all get old and die. It’s not sexy but it’s part of life. And it doesn’t have to be shoved out of our consciousness or romanticized or treated
sentimentally or “importantly.” It’s life. And I wish people knew what they were missing by avoiding dealing with their fears about it. It’s like, do you
wanna deal with those fears now or do it later when it’s gonna be a real drag?
It was such a privilege for Mark and me to both be with our moms when they were dying. Sure it was hard, but it was incredibly layered and sometimes funny
and of course heartbreaking — but it was like I wanted to tell everyone: “Hey, you really should experience this, because it’s so amazing, even though it
The main characters (with the exception of the brilliant Patsy) focus mainly on women and their relationships with their patients and with their
colleagues. There is so much talk in the industry now about the lack of women’s roles particularly in the ‘over 40’ category. What are your thoughts on
Yeah. Well. That’s always been the case. And I think it’s finally changing. The volatility in the business is palpable and I think that finally that really
big ugly fact about Hollywood is going to change. It has to. I know we’re going to keep writing great roles for women because, lucky for us, we’re good at
it, I think.
What can we expect from this final season?
Well.

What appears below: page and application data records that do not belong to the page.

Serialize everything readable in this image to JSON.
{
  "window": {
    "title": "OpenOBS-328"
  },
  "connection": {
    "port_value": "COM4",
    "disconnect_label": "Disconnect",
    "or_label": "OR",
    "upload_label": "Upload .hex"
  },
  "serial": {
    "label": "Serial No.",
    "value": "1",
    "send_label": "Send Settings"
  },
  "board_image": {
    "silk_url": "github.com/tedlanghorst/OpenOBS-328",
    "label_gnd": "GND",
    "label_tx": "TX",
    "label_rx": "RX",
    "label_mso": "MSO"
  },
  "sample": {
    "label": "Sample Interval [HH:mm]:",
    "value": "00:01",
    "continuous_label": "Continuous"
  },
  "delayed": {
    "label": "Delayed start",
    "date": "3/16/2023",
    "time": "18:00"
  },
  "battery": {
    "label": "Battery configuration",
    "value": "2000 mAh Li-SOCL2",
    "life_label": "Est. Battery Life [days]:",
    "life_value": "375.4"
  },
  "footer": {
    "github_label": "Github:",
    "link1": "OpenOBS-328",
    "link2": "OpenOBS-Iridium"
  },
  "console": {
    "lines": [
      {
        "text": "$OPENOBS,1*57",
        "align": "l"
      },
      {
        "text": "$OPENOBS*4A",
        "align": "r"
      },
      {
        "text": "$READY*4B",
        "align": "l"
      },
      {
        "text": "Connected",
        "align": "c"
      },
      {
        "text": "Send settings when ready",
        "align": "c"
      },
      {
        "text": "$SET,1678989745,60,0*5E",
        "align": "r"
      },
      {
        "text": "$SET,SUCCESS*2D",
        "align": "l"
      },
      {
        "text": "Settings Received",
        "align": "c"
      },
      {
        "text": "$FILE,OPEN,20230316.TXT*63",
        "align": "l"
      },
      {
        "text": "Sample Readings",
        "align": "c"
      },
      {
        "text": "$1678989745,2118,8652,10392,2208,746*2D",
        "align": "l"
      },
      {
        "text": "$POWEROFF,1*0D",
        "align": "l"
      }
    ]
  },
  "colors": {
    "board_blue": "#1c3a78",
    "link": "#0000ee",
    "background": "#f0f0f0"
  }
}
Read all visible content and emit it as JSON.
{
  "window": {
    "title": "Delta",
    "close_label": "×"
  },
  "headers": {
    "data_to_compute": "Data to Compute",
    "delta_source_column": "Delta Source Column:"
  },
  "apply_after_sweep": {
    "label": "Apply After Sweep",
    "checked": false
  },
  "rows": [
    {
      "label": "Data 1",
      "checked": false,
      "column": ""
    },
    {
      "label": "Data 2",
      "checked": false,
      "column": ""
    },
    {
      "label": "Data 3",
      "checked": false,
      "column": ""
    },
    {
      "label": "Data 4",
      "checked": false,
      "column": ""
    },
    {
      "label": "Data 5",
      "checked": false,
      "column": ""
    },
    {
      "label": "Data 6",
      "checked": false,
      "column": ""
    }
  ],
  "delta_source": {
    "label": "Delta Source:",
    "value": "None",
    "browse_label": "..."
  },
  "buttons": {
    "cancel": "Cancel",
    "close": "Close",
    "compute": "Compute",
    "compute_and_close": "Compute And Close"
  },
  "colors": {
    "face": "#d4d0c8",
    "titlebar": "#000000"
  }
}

It’s the final season. So expect big stories, some big reveals and I’d say that I think the finale is one I will always be very proud of.
Learn more about “Getting On”:
Award-winning screenwriter and filmmaker, Susan Kouguell teaches screenwriting at Purchase College SUNY, and presents international seminars on
screenwriting and film. Author of SAVVY CHARACTERS SELL SCREENPLAYS! and THE SAVVY SCREENWRITER, she is chairperson of Su-City
Pictures East, LLC, a consulting company founded in 1990 where she works with writers, filmmakers, and executives worldwide. www.su-city-pictures.com, http://su-city-pictures.com/wpblog